Your goal => The number needed is how many lines of the data hold the string "value". Give that number and nothing more.

=== Section Start ===

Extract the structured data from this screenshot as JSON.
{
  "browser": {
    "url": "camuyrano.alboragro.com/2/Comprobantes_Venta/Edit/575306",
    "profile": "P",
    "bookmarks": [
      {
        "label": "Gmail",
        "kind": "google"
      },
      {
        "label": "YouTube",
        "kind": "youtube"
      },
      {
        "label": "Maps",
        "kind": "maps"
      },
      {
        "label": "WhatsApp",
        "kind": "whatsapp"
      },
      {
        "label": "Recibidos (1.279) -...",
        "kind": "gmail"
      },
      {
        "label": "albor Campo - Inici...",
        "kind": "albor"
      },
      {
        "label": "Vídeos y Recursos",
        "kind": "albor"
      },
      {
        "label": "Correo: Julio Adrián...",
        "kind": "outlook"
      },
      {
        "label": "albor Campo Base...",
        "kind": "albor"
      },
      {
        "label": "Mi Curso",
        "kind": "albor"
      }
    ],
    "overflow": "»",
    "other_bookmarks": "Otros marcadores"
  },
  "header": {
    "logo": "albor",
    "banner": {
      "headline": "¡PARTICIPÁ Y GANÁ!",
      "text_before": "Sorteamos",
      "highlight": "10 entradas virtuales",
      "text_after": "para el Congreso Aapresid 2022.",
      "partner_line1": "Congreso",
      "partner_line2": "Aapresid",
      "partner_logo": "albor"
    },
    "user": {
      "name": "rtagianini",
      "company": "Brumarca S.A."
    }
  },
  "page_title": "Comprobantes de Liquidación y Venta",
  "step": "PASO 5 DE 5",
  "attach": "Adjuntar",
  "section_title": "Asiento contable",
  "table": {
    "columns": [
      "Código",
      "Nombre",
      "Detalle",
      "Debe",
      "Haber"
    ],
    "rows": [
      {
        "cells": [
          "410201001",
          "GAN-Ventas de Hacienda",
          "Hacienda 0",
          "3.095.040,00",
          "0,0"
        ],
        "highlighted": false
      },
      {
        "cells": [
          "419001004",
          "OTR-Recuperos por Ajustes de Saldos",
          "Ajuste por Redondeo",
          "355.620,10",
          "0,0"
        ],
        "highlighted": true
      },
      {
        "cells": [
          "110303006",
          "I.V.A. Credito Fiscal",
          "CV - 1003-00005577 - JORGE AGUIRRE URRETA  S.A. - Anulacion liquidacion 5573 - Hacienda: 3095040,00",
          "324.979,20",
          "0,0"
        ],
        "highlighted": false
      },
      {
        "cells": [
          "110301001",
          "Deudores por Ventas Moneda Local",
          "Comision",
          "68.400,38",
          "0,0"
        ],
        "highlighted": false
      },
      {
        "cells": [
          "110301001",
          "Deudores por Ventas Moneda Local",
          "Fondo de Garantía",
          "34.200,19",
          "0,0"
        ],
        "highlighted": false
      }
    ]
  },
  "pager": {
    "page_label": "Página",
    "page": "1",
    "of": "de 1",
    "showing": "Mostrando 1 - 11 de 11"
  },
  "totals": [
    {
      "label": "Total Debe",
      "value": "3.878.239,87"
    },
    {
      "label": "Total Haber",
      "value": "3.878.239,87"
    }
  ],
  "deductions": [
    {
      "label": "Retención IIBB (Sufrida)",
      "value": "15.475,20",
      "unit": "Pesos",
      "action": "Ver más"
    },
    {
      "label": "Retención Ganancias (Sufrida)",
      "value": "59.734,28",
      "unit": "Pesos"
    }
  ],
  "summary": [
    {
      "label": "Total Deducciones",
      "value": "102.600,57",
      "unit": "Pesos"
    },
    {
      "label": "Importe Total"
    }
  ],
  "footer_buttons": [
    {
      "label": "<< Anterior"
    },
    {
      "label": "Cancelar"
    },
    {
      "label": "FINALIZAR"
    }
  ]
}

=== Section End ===
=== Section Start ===

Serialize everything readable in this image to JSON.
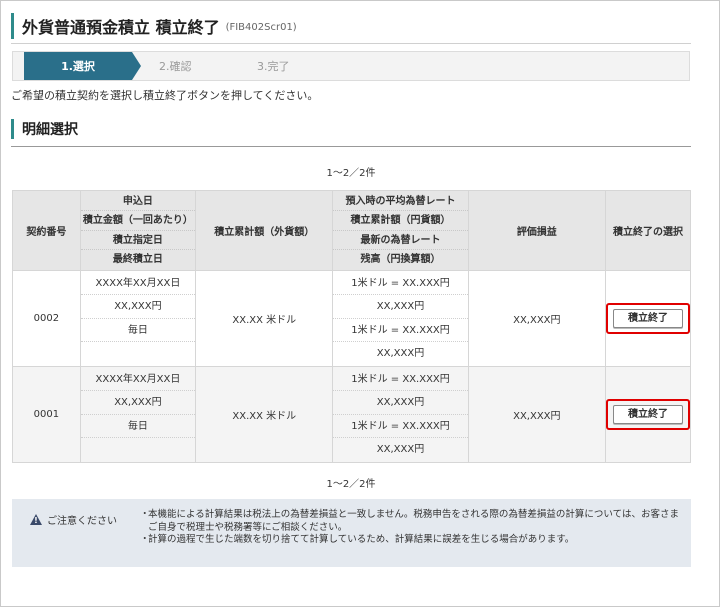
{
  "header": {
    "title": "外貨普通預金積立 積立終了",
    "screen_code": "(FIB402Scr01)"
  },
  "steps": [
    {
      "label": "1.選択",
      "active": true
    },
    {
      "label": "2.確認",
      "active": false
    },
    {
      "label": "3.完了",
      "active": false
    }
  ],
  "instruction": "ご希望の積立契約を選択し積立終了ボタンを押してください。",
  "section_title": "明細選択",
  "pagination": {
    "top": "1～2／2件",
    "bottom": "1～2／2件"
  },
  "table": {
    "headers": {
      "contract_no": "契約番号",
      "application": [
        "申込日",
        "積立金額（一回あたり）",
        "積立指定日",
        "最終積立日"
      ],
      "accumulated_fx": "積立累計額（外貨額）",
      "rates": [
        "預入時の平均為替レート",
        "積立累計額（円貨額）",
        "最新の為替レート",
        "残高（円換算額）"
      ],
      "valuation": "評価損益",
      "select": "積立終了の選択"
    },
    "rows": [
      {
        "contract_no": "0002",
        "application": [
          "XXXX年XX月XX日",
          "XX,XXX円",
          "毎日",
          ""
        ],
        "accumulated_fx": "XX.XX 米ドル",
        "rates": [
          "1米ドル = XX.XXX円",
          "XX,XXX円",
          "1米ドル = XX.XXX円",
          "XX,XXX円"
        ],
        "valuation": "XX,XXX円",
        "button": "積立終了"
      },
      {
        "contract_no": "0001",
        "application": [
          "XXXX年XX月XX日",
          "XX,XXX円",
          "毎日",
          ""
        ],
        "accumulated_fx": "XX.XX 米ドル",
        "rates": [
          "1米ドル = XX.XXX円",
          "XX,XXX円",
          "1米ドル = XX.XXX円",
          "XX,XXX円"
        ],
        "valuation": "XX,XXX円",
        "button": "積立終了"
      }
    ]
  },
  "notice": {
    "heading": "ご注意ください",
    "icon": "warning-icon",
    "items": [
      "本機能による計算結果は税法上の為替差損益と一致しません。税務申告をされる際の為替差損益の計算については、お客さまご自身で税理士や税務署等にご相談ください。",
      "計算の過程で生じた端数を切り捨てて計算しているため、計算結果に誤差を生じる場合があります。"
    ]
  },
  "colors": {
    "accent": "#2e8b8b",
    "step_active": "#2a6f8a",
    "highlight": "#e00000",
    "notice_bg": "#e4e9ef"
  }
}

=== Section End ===
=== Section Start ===

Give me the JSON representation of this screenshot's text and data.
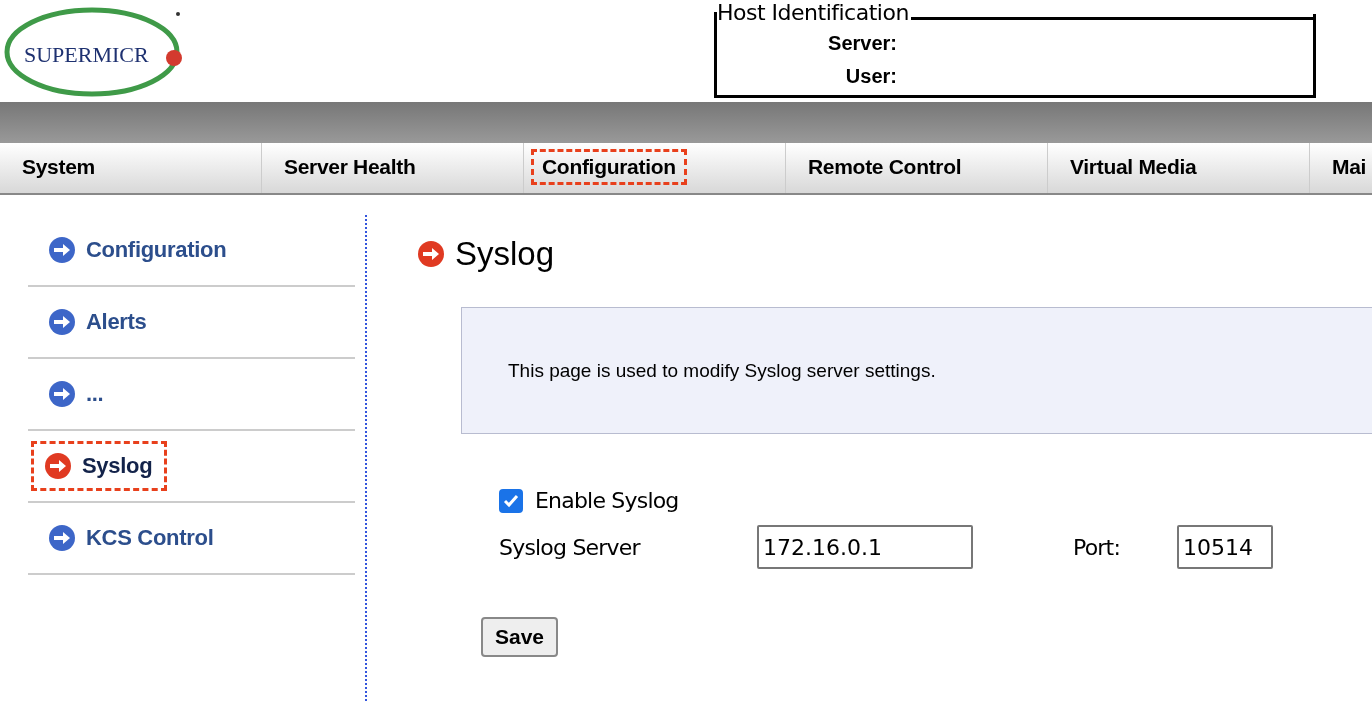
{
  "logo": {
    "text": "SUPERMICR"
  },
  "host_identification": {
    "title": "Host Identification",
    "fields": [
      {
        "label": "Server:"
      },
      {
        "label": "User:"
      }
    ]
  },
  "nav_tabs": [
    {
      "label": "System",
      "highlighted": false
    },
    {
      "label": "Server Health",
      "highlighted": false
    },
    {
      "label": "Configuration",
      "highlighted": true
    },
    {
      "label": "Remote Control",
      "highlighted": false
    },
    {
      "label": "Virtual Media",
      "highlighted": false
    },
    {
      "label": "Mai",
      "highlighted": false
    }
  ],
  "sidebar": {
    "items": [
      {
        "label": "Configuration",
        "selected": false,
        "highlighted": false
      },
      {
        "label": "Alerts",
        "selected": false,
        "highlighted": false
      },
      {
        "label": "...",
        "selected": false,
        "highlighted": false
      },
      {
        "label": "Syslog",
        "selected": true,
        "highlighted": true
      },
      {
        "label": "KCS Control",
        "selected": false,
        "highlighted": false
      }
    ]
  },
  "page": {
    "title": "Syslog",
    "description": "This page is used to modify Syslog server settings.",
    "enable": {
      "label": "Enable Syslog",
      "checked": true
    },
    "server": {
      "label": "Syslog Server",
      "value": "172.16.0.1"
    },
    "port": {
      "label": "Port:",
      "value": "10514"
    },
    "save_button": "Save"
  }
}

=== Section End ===

Final answer => 7